Bringing a Utility Hosting Star In-House
In yet another example of how the notion of utility computing has evolved to encompass in-house versions as well as outsourced ones, 3Tera has decided to sell its previously-available-only-to-hosting-providers AppLogic software direct to end-users.
According to Bert Armijo, 3Tera vice president of marketing and product management, this notion came about after demonstrating the Super Grid with Layered Technologies (see www.gridtoday.com/grid/1758320.html), when several customers — including banks, insurance companies and very large social networks — that would not fit into the hosting customer demographic began inquiring about getting AppLogic in their datacenters. Although outsourcing computing isn’t too real a possibility for these customers, Armijo said their underlying needs are the same: to eliminate the annoyance and expense associated with deploying dedicated resources for every application a company runs.

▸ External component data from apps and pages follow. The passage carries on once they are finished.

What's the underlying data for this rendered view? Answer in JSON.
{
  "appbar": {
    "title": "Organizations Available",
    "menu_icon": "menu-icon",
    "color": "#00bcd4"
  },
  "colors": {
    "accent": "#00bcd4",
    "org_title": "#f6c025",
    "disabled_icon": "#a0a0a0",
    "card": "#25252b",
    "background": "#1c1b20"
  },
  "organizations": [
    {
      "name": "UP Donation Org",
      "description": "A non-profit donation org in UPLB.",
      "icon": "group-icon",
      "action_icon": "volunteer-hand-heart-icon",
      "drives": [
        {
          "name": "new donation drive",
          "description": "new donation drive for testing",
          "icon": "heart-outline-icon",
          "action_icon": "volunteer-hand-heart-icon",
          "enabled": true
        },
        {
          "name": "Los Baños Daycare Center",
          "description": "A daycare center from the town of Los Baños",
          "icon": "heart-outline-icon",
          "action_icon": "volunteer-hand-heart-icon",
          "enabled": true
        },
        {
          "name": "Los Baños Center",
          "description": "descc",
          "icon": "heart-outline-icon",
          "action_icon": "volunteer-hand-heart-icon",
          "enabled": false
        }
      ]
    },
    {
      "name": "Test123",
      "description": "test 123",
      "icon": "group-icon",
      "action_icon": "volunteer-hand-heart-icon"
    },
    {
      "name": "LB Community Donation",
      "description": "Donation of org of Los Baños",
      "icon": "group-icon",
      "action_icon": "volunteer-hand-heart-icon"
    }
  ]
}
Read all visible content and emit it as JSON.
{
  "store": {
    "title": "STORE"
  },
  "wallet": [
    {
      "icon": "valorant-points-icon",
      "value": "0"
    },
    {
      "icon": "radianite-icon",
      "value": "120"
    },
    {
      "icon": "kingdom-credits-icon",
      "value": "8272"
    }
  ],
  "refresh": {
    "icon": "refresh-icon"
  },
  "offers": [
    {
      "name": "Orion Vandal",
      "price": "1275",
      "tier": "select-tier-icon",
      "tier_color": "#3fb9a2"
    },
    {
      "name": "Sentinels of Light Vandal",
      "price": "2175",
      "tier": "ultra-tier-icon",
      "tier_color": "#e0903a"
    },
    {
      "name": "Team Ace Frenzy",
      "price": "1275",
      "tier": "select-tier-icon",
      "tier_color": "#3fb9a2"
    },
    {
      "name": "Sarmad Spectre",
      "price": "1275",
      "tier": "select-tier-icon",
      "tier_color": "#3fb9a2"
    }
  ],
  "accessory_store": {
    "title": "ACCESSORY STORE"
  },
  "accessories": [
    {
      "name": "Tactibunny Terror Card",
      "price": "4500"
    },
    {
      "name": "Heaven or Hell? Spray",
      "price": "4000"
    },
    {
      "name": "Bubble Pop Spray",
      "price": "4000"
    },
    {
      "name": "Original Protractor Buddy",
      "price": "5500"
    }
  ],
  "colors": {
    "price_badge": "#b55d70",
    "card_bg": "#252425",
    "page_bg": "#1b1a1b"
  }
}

Considering that, by Armijo’s estimate, a decent-sized IT company is likely running several thousand applications, the traditional model equates to tremendous labor and time expenditures maintaining these resources. AppLogic solves this problem by allowing users to define a set of infrastructure components — CPU, firewall, load balancer, etc. — for an application and then run it on a fairly generic set of resources. The big difference between AppLogic and other solutions, says Armijo, is that AppLogic users operate at an application level and can add or remove resources from an application as needed without dealing with the individual server level. In fact, users can move applications from one datacenter to another with a single command.
In the name of being a true utility, AppLogic does have provisions for SLAs by increasing the number of instances or the amount of resources to each instance, and the in-house version includes the ability to proactively provision resources to lines of business or individual operators, or to meter resources by application or account. Armijo sees AppLogic’s utility capabilities being far more relevant to the software’s business case than its grid computing capabilities, which also are touted in any product literature.
At 3Tera, he said, they refer to “grid” strictly from a hardware infrastructure perspective, because actual grid computing requires applications to be written in specific languages, using specific toolkits and operating systems, that aren’t conducive to running normal, transactional applications. Grid computing’s hardware set-up was married with virtualization to create AppLogic. “The traditional grid has been around for quite a while and showed the world, quite frankly, how you could, in fact, get to utility computing,” added Armijo.
At the end of the day, though, AppLogic is a very forward-thinking solution (with a user interface that resembles a Microsoft Visio drawing), and while the kind of clamor that led to the in-house release might have come a little earlier than anticipated, the company definitely expected there to be demand for it at some point. “If you think about what any large IT operation is facing today in terms of dealing with the sprawl of servers, [or] datacenter upgrades to pull in more power,” said Armijo, “this makes absolute sense and doesn’t surprise me in any way.”
To read Part 1 of this article, which discusses Sun Microsystems’ Network.com and Amazon’s Elastic Compute Cloud, click here.